Block, David, John Gray & Marnie Holborow. 2012. Neoliberalism and applied linguistics. London and New York: Routledge.
Blommaert, Jan & Ben Rampton. 2011. Language and superdiversity. Diversities 13(2). 1-21.
Cogo, Alessia & Martin Dewey. 2011. Analysing English as a Lingua Franca: A corpus-driven investigation. London: Continuum.
De Swaan, Abraam. 2001. Words of the world. Cambridge: Polity Press.
House, Julianne. 2003. English as a lingua franca: A threat to multilingualism? Journal of Sociolinguistics 7(4). 556-578.
Jenkins, Jennifer. 2007. English as a Lingua Franca: Attitude and identity. Oxford: Oxford University Press.
Jensen, Christian, Louise Denver, Inger M. Mees and Charlotte Werther. 2013. Students’ attitudes to lecturers’ English in English-medium higher education in Denmark. Nordic Journal of English Studies 13(1). 87-112.
Phillipson, Robert. 2009. Linguistic Imperialism Continued. London: Routledge.
Rampton, Ben. 2006. Language in late modernity: Interaction in an urban school. Cambridge: Cambridge University Press.
Rehbein, Jochen, Jan ten Thije & Anna Verschik. 2012. Lingua Receptiva (LaRa) – Remarks on the quintessence of receptive multilingualism. International Journal of Bilingualism 16(3). 248-264.
Seidlhofer, Barbara. 2011. Understanding English as a Lingua Franca. Oxford: Oxford University Press.
Söderlundh, Hedda. 2012. Global policies and local norms. Sociolinguistic awareness and language choice at an international university. International Journal of the Sociology of Language 216. 87-109.
ABOUT THE REVIEWER:

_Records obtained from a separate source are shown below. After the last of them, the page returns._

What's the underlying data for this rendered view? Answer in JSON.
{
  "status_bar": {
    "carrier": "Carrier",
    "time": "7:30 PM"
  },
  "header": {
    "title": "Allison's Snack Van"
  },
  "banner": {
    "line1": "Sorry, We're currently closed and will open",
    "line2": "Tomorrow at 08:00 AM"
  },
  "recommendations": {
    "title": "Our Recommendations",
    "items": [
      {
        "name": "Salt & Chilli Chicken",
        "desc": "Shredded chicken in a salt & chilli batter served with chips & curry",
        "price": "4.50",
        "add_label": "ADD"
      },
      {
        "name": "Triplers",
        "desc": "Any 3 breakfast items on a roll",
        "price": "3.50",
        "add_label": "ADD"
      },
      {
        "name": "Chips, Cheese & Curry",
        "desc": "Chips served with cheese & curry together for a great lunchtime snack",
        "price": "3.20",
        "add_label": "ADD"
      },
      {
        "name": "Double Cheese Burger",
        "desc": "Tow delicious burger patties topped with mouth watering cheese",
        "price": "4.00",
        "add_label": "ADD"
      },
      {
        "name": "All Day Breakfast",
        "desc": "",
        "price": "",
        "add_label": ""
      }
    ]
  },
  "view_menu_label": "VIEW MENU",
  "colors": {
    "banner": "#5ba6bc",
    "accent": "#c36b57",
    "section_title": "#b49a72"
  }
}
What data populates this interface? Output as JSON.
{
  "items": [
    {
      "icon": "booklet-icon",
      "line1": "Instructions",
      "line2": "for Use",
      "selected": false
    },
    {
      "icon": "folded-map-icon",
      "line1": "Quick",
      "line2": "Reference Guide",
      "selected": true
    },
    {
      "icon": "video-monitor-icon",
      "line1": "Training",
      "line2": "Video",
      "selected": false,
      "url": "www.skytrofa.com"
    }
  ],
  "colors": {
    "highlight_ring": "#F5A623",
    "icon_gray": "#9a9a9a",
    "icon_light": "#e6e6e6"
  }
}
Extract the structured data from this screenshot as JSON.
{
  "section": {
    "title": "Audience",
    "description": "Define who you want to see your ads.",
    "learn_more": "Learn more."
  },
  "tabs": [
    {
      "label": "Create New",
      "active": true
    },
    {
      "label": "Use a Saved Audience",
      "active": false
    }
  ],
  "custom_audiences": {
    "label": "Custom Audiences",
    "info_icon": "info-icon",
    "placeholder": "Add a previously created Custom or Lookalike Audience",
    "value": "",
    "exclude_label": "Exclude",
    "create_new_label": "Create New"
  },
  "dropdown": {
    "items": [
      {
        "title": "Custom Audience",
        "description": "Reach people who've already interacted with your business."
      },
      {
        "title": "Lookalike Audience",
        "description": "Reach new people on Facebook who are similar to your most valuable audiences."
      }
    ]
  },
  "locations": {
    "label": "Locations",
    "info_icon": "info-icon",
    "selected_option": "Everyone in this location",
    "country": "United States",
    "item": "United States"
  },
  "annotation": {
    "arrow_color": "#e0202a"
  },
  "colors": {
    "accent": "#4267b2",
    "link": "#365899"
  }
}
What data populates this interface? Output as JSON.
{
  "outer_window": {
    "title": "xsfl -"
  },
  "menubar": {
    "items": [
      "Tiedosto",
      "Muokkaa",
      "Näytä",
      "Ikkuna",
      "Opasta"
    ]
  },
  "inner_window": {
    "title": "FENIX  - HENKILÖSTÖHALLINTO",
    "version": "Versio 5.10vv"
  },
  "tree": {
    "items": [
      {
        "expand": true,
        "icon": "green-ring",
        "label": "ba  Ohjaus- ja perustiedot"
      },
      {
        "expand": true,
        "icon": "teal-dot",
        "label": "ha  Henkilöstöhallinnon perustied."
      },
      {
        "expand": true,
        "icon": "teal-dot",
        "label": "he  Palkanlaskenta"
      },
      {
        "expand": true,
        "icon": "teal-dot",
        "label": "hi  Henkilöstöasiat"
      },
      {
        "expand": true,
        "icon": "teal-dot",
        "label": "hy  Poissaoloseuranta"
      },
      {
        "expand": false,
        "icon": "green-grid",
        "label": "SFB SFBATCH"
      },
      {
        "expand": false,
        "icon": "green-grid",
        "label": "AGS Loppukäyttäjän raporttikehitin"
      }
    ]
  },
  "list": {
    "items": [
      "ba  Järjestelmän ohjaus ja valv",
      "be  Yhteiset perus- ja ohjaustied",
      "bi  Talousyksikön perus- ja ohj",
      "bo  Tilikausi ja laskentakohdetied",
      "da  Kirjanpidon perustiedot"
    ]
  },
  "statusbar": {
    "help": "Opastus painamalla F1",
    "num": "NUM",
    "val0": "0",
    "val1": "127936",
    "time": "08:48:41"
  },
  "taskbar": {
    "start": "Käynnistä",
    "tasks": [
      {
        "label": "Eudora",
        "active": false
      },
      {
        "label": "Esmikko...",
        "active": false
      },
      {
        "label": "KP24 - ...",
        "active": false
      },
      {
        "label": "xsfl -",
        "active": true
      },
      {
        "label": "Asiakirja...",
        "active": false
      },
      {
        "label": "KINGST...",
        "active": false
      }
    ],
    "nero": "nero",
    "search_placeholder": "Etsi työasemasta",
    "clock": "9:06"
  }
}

Josep Soler-Carbonell obtained his Ph.D. in Linguistics and Communication at the University of Barcelona (2010) with a contrastive analysis of the sociolinguistic situation in Estonia and Catalonia from the point of view of speakers’ language ideologies. His main research interests gravitate around the broad areas of sociolinguistics and language anthropology, language ideologies, language and identity, language and media, and intercultural communication. He now works as an Associate Professor at the Institute of Communication, Tallinn University and as a postdoctoral research fellow at the University of Tartu. In his current project, he investigates the role of English as a global language in the internationalization of Estonian higher education from both macro and micro perspectives.